During an interview with Charlie Rose which aired over the Christmas holiday, George Lucas likened the sale of Lucasfilm and the Star Wars franchise to Disney to selling his property to “white slavers.” You probably heard or read about that.
But while everyone seems to be focusing on what Lucas has since called an “inappropriate analogy,” the more interesting aspect of those remarks was the last part of the quote where Lucas says corporations like Disney “takes these things, and…” before stopping himself, likely before he said something he didn’t want to say.
Before Lucas sold his studio, he and fellow director Steven Spielberg criticized the film industry’s over-reliance on blockbusters at the opening of USC’s new School of Cinematic Arts building in 2013. (It’s worth remembering that both filmmakers began the blockbuster trend with Jaws and Star Wars.) In their view, such dependence on tentpole franchises stifles smaller, more personal films. In the interview with Rose, Lucas explained that Star Wars came from nothing in that there was nothing like it before, only to be repeated later.
“The studios said ‘Wow! Well we can make a lot of money. This is a license to kill and they did it. And of course the only way you can really do it is not take chances, only do something that’s proven…Now unless it’s a sequel, unless it’s a TV series or doesn’t look like one, they won’t do it. That’s the downside of Star Wars.”
While Lucas is right that Disney will keep making Star Wars movies as long as they’re profitable, which right now looks like forever, he has a right to be fearful. As much as Disney will never admit it, they see it as a money-making intellectual property. While Star Wars became a brand long before Oct. 30, 2012, when Disney purchased Lucasfilm, it’s clear from the interview that Lucas, either in earnestness or egotism, believes that every film and its merchandise comes from the same independent spirit he had when he made the 1977 original.
This is likely due to the fact that he personally financed the the two sequels in the original trilogy, as well as the three newer prequels because his deal with Fox gave him sole rights to the production of any future movies, along with to the rights to every piece of merchandise. Regardless of their scale, production costs or popularity, those sequels and prequels are “independent films” in the truest sense of the phrase. By that reasoning, Lucas believes those films, characters and stories belong to him.

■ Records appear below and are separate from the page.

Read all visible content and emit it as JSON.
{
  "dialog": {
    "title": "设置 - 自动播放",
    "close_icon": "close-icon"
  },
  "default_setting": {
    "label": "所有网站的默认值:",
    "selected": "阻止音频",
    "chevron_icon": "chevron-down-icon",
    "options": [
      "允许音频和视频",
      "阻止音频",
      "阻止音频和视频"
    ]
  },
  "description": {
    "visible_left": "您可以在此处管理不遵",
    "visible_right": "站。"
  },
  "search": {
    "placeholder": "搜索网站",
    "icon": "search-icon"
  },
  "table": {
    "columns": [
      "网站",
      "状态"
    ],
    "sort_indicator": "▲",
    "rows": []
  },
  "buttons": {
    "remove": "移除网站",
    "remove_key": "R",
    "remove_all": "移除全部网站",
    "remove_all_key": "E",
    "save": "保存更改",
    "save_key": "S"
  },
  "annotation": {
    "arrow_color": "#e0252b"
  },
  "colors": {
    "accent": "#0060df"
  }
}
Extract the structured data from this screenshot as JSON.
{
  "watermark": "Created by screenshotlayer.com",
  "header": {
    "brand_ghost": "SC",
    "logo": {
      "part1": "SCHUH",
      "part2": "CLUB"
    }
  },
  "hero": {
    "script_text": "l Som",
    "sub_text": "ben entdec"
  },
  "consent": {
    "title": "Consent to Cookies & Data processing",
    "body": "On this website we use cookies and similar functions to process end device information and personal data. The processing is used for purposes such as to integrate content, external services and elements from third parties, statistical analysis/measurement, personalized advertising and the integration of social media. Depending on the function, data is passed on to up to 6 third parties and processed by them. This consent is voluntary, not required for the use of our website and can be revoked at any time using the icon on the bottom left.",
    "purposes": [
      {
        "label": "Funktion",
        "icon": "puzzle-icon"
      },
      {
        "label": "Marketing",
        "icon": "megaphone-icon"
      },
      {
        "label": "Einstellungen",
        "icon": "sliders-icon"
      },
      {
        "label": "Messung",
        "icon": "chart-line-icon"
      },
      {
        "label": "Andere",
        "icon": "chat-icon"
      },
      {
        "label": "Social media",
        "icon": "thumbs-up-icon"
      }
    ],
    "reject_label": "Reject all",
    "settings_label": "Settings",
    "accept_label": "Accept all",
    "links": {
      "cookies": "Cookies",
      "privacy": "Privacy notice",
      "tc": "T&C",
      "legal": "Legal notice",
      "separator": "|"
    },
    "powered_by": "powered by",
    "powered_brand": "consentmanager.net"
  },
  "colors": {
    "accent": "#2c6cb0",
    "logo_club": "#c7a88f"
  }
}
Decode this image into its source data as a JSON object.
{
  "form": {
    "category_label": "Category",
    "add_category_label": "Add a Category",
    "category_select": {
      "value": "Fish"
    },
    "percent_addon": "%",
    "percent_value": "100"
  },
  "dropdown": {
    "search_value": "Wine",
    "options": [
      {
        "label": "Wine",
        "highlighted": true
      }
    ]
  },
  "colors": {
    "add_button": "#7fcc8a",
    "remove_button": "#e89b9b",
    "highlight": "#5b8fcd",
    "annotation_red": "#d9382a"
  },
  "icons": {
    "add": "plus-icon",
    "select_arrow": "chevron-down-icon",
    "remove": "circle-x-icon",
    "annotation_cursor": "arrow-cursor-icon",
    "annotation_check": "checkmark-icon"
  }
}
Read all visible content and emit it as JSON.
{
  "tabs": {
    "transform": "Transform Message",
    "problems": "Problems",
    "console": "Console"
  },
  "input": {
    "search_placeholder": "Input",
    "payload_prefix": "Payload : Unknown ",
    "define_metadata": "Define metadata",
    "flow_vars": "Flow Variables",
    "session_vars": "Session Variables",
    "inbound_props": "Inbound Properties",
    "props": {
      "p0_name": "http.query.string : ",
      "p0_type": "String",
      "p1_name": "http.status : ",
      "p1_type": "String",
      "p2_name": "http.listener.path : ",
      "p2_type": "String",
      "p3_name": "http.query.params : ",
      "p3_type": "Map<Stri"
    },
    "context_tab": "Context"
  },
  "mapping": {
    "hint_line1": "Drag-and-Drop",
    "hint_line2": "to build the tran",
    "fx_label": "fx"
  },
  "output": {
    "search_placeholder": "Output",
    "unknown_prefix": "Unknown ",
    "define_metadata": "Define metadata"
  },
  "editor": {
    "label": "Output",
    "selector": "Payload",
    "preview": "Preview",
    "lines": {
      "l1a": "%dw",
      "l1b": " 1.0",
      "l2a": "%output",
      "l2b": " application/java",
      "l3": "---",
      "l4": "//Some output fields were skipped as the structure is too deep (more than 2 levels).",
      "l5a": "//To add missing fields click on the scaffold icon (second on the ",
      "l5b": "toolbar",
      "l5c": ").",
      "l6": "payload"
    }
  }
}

The excellent 2010 documentary The People vs. George Lucas explores fans’ love/hate relationship with Lucas. The most interesting question it puts forth is “Who owns a franchise that permeates the culture like Star Wars?” The film doesn’t flat out answer that question, though its countless references to fan-made content inspired by Star Wars leans you a certain way. But it’s worth revisiting even more today because fans are contributing to the franchise’s primary format: the Star Wars movies themselves.
Inside the seemingly impenetrable Death Star that is the Walt Disney Corporation, there’s a large group of directors, writers, producers, production designers, effects artists and many more who were likely inspired to pursue their careers partially because of Lucas’ creation. It’s impossible to look at J.J. Abrams’ work along with that of Rian Johnson, Gareth Edwards, and Colin Trevorrow — who are all attached to future films in the franchise — and not see bits of Star Wars.

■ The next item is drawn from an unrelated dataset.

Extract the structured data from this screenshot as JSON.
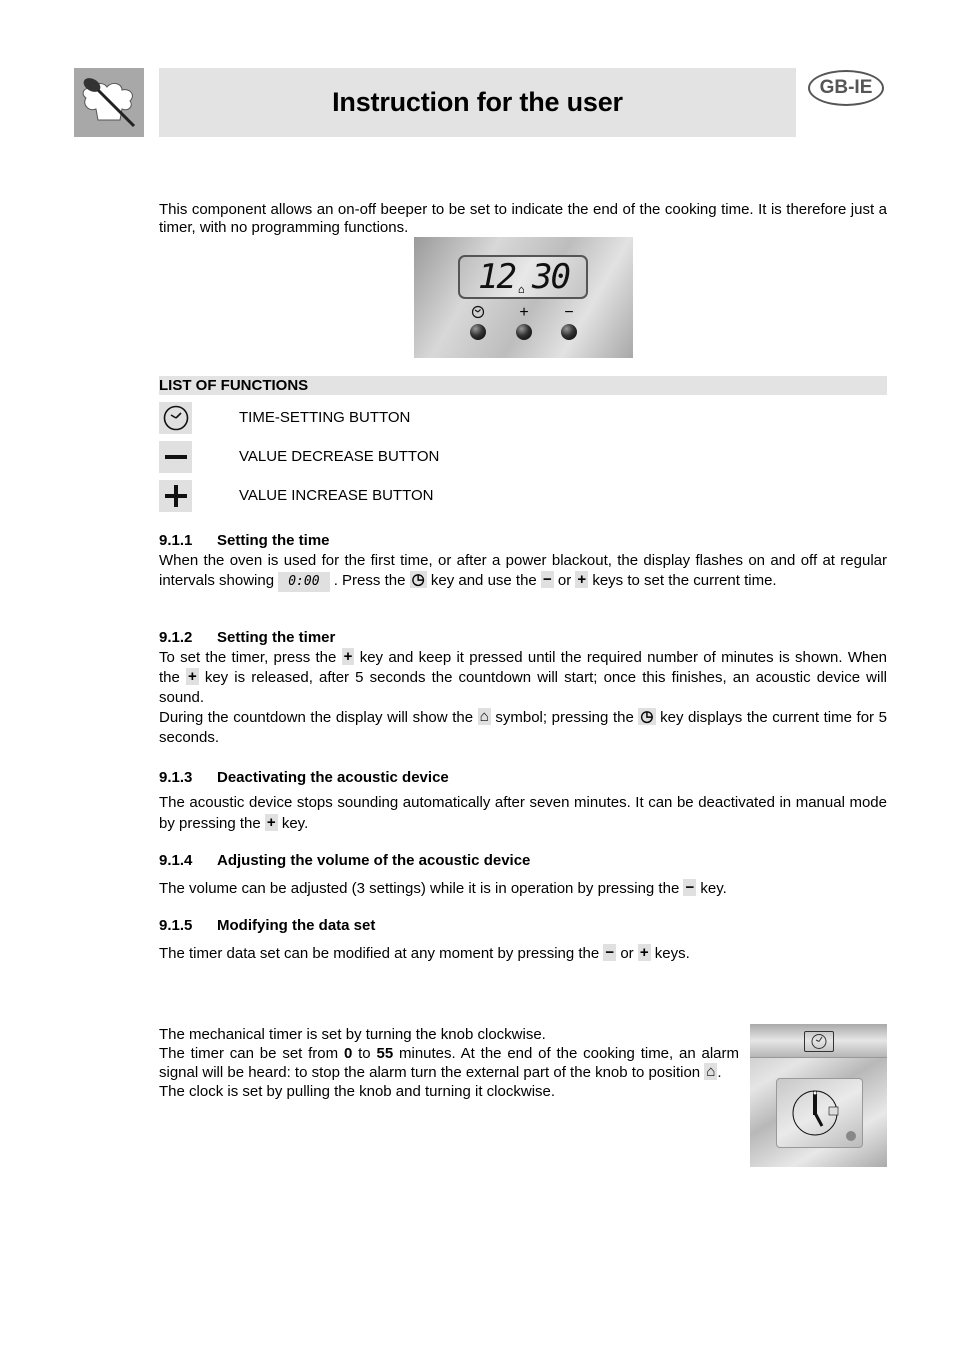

So while Lucas may have tinges of seller’s remorse over the fact that, for the first time, Star Wars belongs to a company that isn’t his, nor financed by him, he also has to contend with the fact that it now belongs more to the fans than it does him.
Fans should be overjoyed by this, but not without concern. Author Neil Gaiman offers some brilliant perspective in the aforementioned documentary, chiefly on what fans want from the culture they love.
“Fans know exactly what they want. Fans want more of the last thing they read and they liked. That’s what fans want. They liked that thing you did, they would like another one of those, please.”
Whether they care to realize or admit it, people love The Force Awakens because it borrows from and feels like the original film. Lucas told Rose that after he met with Disney to discuss the treatments he started before selling the franchise, executives told him “We want to make something for the fans.” For all intents and purposes, the new iteration of the series belongs to us now. But we have to hope the writers, directors and everyone else involved who has earned our trust, will use that goodwill to bring fans to new places. I believe that Lucas trusts the filmmakers involved — he praised Abrams as a director in the interview — but the hardest thing for him appears to his newfound lack of control over the franchise he created.
I don’t blame Lucas’ for having seller’s remorse. I’d imagine even $8 billion — twice what Disney paid — wouldn’t entirely quell the feeling of no longer owning something that has taken up more than 40 years of his life, something which people love so much. However, it’s a shame that he isn’t as excited as we are about those who love his creation now adding to it.
You can view Rose’s entire interview with Lucas below.